Asked what was responsible for the increase, Laing said, “People may not be spending money daily but we do find when each occasion comes around, people are celebrating each occasion more than they previously did. They can’t go out as much but they celebrate in their little ways.”

He said every three hours a fresh batch of buns was taken out of the oven.

The price of the bun has remained consistent over the past five years with six buns selling for $36.

Laing noted that they have improved on the quality of the bun over the years.

Meanwhile, at KL’s Bakery in Palmyra, manager Terry Latchman reported a 50 per cent increase in sales this week.

“It doubled our orders this year when compared to last year.

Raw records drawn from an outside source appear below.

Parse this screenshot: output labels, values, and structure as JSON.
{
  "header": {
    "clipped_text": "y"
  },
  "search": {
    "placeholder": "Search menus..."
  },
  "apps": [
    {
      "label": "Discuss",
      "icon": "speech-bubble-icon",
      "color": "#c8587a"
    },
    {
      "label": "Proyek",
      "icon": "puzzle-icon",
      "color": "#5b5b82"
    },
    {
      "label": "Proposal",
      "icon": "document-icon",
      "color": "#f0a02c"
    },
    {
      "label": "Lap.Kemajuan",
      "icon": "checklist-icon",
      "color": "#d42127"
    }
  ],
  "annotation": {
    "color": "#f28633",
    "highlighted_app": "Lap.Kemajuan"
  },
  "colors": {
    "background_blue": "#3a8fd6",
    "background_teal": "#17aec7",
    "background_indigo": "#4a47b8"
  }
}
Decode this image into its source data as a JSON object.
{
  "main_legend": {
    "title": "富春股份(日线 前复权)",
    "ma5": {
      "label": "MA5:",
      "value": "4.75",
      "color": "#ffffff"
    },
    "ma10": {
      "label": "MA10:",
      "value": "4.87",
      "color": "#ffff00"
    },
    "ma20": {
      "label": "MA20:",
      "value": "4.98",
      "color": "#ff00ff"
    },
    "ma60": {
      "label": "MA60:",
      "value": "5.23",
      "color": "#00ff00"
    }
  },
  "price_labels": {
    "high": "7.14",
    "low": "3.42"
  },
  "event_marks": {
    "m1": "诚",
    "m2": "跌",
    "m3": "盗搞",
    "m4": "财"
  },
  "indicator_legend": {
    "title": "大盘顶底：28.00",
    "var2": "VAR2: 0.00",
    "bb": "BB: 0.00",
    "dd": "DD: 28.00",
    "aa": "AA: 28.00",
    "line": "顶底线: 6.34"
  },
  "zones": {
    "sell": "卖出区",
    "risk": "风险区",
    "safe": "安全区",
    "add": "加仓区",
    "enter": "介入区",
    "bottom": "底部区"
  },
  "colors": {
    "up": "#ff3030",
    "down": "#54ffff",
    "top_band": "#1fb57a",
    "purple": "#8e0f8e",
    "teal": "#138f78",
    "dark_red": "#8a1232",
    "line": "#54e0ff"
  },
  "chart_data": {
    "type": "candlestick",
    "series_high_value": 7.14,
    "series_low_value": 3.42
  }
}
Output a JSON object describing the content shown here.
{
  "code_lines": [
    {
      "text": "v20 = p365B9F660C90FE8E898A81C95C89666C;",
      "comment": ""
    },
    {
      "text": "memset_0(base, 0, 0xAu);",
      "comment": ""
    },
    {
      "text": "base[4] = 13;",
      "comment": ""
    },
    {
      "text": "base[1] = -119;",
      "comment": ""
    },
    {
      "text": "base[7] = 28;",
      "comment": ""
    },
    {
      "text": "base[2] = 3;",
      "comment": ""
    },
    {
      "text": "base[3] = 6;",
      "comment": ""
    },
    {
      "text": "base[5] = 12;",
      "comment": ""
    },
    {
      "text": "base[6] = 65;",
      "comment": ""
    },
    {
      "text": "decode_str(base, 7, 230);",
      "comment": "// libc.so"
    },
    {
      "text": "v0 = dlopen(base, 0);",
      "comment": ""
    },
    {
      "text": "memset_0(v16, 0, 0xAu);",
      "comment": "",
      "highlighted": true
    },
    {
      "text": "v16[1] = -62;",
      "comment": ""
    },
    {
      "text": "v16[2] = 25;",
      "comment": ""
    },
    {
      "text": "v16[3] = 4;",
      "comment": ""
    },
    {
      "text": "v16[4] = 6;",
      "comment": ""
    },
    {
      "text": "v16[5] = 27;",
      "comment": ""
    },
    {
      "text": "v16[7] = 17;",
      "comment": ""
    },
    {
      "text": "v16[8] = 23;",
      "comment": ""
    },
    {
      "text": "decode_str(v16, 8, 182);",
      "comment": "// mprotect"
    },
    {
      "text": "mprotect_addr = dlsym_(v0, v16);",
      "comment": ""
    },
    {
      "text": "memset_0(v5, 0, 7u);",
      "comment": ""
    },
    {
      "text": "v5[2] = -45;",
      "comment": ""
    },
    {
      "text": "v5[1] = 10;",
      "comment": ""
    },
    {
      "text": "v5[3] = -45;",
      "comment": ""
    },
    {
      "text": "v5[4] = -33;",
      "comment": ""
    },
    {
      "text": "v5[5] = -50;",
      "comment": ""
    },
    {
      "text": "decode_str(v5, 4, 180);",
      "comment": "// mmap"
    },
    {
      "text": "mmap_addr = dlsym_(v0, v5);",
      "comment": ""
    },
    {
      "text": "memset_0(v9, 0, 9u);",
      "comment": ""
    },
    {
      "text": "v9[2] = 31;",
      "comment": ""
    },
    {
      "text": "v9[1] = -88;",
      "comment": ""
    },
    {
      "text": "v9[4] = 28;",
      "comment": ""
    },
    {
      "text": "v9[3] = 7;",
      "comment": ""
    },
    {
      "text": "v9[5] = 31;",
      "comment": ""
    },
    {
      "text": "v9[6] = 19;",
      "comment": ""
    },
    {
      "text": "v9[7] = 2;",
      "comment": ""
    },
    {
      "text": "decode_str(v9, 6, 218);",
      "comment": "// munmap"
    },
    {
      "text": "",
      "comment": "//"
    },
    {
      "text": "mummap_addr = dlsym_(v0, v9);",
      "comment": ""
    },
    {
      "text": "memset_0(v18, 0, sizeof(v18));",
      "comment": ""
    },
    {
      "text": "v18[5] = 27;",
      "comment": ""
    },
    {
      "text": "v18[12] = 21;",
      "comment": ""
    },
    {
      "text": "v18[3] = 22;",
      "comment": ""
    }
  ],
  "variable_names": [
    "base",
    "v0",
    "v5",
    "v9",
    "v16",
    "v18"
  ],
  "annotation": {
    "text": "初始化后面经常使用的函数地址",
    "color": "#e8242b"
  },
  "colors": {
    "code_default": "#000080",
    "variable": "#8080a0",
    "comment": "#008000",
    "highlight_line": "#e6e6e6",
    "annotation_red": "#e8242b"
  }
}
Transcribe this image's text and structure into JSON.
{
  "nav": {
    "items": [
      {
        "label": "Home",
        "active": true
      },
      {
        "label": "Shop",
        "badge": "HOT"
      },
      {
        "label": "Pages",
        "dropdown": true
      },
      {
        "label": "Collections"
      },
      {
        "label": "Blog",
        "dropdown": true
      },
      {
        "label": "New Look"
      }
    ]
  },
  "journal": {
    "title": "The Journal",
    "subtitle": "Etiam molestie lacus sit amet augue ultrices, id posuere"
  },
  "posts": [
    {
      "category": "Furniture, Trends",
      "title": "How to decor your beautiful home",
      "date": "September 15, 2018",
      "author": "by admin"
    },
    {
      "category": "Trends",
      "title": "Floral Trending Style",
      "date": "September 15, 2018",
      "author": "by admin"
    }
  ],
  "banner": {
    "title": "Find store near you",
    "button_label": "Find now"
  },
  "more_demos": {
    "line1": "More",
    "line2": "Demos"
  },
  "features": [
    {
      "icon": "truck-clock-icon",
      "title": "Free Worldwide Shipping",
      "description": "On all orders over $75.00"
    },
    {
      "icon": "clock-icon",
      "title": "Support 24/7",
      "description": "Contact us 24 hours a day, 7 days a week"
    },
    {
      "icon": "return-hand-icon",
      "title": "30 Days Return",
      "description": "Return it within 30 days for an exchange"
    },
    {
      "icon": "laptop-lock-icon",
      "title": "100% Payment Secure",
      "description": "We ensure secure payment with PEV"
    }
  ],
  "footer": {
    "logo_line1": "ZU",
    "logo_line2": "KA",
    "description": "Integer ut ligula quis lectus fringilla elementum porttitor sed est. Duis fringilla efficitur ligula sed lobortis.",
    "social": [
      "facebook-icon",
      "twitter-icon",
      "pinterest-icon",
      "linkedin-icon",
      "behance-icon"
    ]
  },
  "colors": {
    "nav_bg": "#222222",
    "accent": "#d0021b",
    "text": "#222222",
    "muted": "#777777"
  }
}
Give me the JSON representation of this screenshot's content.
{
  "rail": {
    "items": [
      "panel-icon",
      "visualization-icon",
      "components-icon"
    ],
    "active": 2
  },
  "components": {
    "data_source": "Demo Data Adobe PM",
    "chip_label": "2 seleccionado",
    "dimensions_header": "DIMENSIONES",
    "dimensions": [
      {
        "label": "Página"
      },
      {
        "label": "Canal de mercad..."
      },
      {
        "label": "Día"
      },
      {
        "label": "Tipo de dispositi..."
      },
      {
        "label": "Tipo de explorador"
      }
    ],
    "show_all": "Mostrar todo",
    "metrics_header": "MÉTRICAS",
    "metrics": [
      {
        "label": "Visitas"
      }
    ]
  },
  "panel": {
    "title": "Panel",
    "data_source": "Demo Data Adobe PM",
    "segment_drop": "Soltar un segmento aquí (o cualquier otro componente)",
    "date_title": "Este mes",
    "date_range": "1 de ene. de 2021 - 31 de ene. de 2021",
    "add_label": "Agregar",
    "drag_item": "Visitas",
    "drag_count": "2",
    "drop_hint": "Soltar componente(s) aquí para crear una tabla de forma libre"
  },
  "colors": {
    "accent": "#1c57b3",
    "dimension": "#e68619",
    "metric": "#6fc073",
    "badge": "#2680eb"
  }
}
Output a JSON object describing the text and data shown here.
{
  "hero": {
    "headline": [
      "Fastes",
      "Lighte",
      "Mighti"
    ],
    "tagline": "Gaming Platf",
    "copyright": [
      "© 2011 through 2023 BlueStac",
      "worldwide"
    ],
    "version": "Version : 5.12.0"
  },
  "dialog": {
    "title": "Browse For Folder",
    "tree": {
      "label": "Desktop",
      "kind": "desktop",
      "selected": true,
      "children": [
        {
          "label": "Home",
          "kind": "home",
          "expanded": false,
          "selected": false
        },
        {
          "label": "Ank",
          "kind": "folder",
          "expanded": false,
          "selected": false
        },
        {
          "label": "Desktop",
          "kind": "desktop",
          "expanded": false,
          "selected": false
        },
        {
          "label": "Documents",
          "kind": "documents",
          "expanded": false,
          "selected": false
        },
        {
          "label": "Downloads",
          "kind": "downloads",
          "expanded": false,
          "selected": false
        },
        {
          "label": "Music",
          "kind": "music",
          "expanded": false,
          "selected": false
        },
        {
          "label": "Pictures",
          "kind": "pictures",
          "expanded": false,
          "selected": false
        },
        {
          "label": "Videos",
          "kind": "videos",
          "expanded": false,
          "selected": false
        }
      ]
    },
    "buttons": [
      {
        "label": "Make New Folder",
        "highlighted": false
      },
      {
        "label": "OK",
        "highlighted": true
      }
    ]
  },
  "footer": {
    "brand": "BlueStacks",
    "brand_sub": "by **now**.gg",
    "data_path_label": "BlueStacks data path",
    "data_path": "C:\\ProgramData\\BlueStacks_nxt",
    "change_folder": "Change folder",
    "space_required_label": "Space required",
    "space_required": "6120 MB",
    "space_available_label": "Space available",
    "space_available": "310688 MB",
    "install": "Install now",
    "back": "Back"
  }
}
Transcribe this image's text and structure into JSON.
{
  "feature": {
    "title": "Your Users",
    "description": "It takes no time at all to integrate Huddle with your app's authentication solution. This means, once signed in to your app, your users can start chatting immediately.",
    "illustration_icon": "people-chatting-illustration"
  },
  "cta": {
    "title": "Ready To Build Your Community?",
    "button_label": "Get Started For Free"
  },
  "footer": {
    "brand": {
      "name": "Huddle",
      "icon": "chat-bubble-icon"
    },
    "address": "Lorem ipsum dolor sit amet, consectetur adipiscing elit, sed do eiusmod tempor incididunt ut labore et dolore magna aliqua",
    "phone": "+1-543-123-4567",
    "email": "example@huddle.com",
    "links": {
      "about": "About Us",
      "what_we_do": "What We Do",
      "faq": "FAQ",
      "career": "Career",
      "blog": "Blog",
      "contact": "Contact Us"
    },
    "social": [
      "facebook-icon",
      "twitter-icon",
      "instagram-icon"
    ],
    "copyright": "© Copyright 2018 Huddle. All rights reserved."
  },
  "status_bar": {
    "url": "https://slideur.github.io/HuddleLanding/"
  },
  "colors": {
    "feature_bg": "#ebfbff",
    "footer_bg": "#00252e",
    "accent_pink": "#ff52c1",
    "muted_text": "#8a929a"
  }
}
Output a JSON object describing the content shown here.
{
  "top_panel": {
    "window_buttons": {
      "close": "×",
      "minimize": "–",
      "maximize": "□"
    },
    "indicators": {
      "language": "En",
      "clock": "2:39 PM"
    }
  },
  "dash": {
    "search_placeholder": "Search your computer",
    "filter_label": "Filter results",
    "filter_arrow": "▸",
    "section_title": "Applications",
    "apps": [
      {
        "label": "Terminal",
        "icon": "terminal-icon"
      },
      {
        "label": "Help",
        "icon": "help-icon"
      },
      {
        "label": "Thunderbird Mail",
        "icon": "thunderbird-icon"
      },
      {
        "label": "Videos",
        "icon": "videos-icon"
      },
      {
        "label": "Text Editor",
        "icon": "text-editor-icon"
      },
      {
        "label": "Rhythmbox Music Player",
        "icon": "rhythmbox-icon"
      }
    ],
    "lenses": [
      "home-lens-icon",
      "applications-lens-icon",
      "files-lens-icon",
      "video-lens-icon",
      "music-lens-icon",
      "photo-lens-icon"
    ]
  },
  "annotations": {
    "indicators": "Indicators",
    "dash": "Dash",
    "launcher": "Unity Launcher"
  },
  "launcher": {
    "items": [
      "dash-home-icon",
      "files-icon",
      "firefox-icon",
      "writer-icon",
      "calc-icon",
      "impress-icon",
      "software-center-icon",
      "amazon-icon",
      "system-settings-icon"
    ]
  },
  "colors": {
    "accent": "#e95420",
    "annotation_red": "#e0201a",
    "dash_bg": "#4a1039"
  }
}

It’s been a continuous flow this year. Last year it was slower. I guess people are more up and about. When we had the lockdown, people didn’t come out,” he added.

Attongs Bakery, an employee also reported a dramatic increase in the sale of the hot cross buns.

“We are very busy and we expect it will get busier later.”

At Affans Bakery, a spokesperson said they do not produce buns in large quantities noting that sales remained “normal” when compared to last year.

Amirah Mohammed who was seen purchasing buns from Puff N’ Stuff Bakery said it was a tradition to purchase buns every year.

“Usually on Holy Thursday I would go and get my hot cross buns and in the night when I have my cup of tea, I would have it and share it with my kids. They love this,” she said.

Kyle Ramkumar said he usually buys his buns on Good Friday.

“We sit as a family and have them on Good Friday morning for breakfast. We do this every year,” he said.

Hot Cross Buns originated in St Albans, in England, where Brother Thomas Rodcliffe, a 14th-century monk at St Alban’s Abbey made and distributed the bun to the local poor on Good Friday, starting in 1361.

The cross is said to represent Jesus’s crucifixion and the spices reflective of what was used to embalm Jesus’s body.